In another video, which is 1/4 of a series called Family Portrait, in which each of the Hillerbrand/Magsamen family act out some task, the son stands in the kitchen in his underpants, a pair of goggles and a pair of galoshes, and proceeds to break, one by one, all the dishes in a tremendous tower of white Ikea plates. You stand there and watch as the tidy tower turns into a dangerous disaster. The scrawny boy masterfully smashes away, enduring the small shards of broken porcelain that ricochet off his knobby knees and shins. He bears it like a soldier, a rascal with license. It is absolutely enrapturing to watch him perform this task, and to him it is, no doubt, a dream come true. His parents, whom all the neighbors must think absolutely insane, must be to him the coolest people in the world. But confusing too. He looks to them periodically, just off camera, for reassurance that he is, in fact, allowed, and required, to shatter the whole stack. His role plays with the quintessence of Boy rather than its stereotype, toying with ideas of precaution and vulnerability, danger and reliance, all under the expert guidance of Father.

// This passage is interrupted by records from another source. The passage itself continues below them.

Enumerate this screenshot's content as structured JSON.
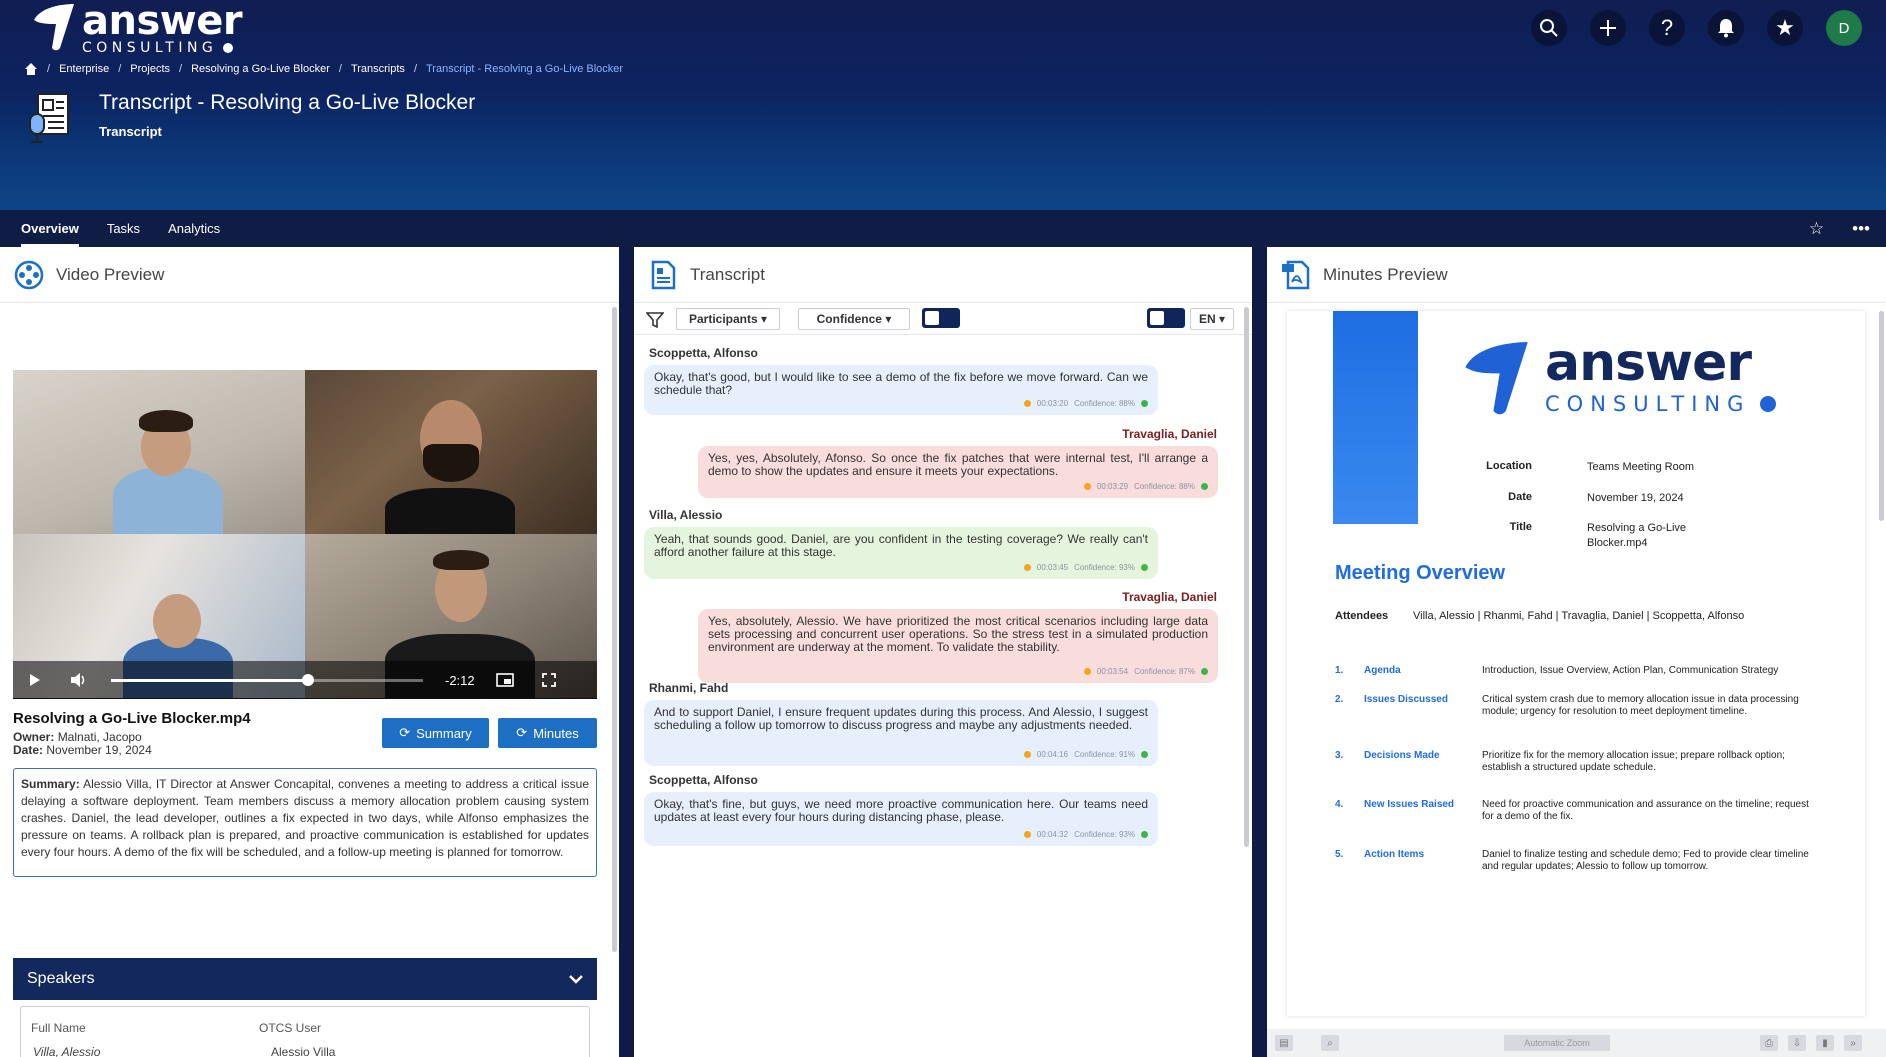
{
  "brand": {
    "name": "answer",
    "sub": "CONSULTING"
  },
  "top_icons": [
    {
      "name": "search-icon",
      "glyph": "⌕"
    },
    {
      "name": "plus-icon",
      "glyph": "+"
    },
    {
      "name": "help-icon",
      "glyph": "?"
    },
    {
      "name": "bell-icon",
      "glyph": "🔔"
    },
    {
      "name": "star-icon",
      "glyph": "★"
    }
  ],
  "user": {
    "initial": "D",
    "color": "#1f7a4a"
  },
  "breadcrumb": [
    "Enterprise",
    "Projects",
    "Resolving a Go-Live Blocker",
    "Transcripts",
    "Transcript - Resolving a Go-Live Blocker"
  ],
  "page": {
    "title": "Transcript - Resolving a Go-Live Blocker",
    "subtitle": "Transcript"
  },
  "tabs": [
    "Overview",
    "Tasks",
    "Analytics"
  ],
  "tabs_right": {
    "star": "☆",
    "more": "•••"
  },
  "video_panel": {
    "title": "Video Preview",
    "time_remaining": "-2:12",
    "progress": 0.63,
    "file_name": "Resolving a Go-Live Blocker.mp4",
    "owner_label": "Owner:",
    "owner": "Malnati, Jacopo",
    "date_label": "Date:",
    "date": "November 19, 2024",
    "summary_button": "Summary",
    "minutes_button": "Minutes",
    "summary_label": "Summary:",
    "summary_text": "Alessio Villa, IT Director at Answer Concapital, convenes a meeting to address a critical issue delaying a software deployment. Team members discuss a memory allocation problem causing system crashes. Daniel, the lead developer, outlines a fix expected in two days, while Alfonso emphasizes the pressure on teams. A rollback plan is prepared, and proactive communication is established for updates every four hours. A demo of the fix will be scheduled, and a follow-up meeting is planned for tomorrow.",
    "speakers_title": "Speakers",
    "speakers_cols": [
      "Full Name",
      "OTCS User"
    ],
    "speakers_row": [
      "Villa, Alessio",
      "Alessio Villa"
    ]
  },
  "transcript_panel": {
    "title": "Transcript",
    "filter_participants": "Participants ▾",
    "filter_confidence": "Confidence ▾",
    "language": "EN",
    "messages": [
      {
        "speaker": "Scoppetta, Alfonso",
        "text": "Okay, that's good, but I would like to see a demo of the fix before we move forward. Can we schedule that?",
        "time": "00:03:20",
        "confidence": "Confidence: 88%",
        "side": "left",
        "color": "blue"
      },
      {
        "speaker": "Travaglia, Daniel",
        "text": "Yes, yes, Absolutely, Afonso. So once the fix patches that were internal test, I'll arrange a demo to show the updates and ensure it meets your expectations.",
        "time": "00:03:29",
        "confidence": "Confidence: 88%",
        "side": "right",
        "color": "pink"
      },
      {
        "speaker": "Villa, Alessio",
        "text": "Yeah, that sounds good. Daniel, are you confident in the testing coverage? We really can't afford another failure at this stage.",
        "time": "00:03:45",
        "confidence": "Confidence: 93%",
        "side": "left",
        "color": "green"
      },
      {
        "speaker": "Travaglia, Daniel",
        "text": "Yes, absolutely, Alessio. We have prioritized the most critical scenarios including large data sets processing and concurrent user operations. So the stress test in a simulated production environment are underway at the moment. To validate the stability.",
        "time": "00:03:54",
        "confidence": "Confidence: 87%",
        "side": "right",
        "color": "pink"
      },
      {
        "speaker": "Rhanmi, Fahd",
        "text": "And to support Daniel, I ensure frequent updates during this process. And Alessio, I suggest scheduling a follow up tomorrow to discuss progress and maybe any adjustments needed.",
        "time": "00:04:16",
        "confidence": "Confidence: 91%",
        "side": "left",
        "color": "blue"
      },
      {
        "speaker": "Scoppetta, Alfonso",
        "text": "Okay, that's fine, but guys, we need more proactive communication here. Our teams need updates at least every four hours during distancing phase, please.",
        "time": "00:04:32",
        "confidence": "Confidence: 93%",
        "side": "left",
        "color": "blue"
      }
    ]
  },
  "minutes_panel": {
    "title": "Minutes Preview",
    "logo_answer": "answer",
    "logo_consulting": "CONSULTING",
    "location_label": "Location",
    "location": "Teams Meeting Room",
    "date_label": "Date",
    "date": "November 19, 2024",
    "title_label": "Title",
    "title_value": "Resolving a Go-Live Blocker.mp4",
    "overview_heading": "Meeting Overview",
    "attendees_label": "Attendees",
    "attendees": "Villa, Alessio | Rhanmi, Fahd | Travaglia, Daniel | Scoppetta, Alfonso",
    "items": [
      {
        "num": "1.",
        "label": "Agenda",
        "desc": "Introduction, Issue Overview, Action Plan, Communication Strategy"
      },
      {
        "num": "2.",
        "label": "Issues Discussed",
        "desc": "Critical system crash due to memory allocation issue in data processing module; urgency for resolution to meet deployment timeline."
      },
      {
        "num": "3.",
        "label": "Decisions Made",
        "desc": "Prioritize fix for the memory allocation issue; prepare rollback option; establish a structured update schedule."
      },
      {
        "num": "4.",
        "label": "New Issues Raised",
        "desc": "Need for proactive communication and assurance on the timeline; request for a demo of the fix."
      },
      {
        "num": "5.",
        "label": "Action Items",
        "desc": "Daniel to finalize testing and schedule demo; Fed to provide clear timeline and regular updates; Alessio to follow up tomorrow."
      }
    ],
    "zoom_label": "Automatic Zoom"
  },
  "colors": {
    "header_dark": "#101e52",
    "accent_blue": "#1d6fc4",
    "speakers_bar": "#13285c"
  }
}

If plate smashing was an extreme case of permission, the video Whole is even more so. In it, the children and parents take turns using tools to cut and hammer through the various doors and walls of their home, each person crawling through the hole they cut like it’s a safe passage made in an extremely dire situation, like that scene in “Fantastic Mr. Fox” when the fox family must dig like hell to escape Boggis, Bunce and Bean. Each room they crawl through is a mess—toys or clothes everywhere, nothing tidy, everything just as it is, in Real Life. The family urgency to escape but their inabilty to do so, is, however, a neat and tidy metaphor. And I love Hillerbrand+Magsamen for spelling it out for us.
Far from insulting the general population further with glorious lies about family life and all of its Disney World, clean-minivan, folded-laundry whoppers (and it’s mostly families that lie to other families), Hillerbrand+Magsamen have found a confessional way to glorify the muck and gutch and shit of domesticity, and not just the physical stuff either. They manage to elucidate the incredibly taut threads that hold the whole operation together: Firstly, the beautifully fraught relationship between domestic partners who also happen to be parents; and secondly, the incredibly volatile but tender bonds between parents and their children. Hillerbrand+Magsamens’ ability to expose the microcosm of family life to the world draws a picture of not just an honest domestic scene, but also of the macrocosm of civilization in general.
But I won’t unpack that mess. Besides, I have some laundry to fold.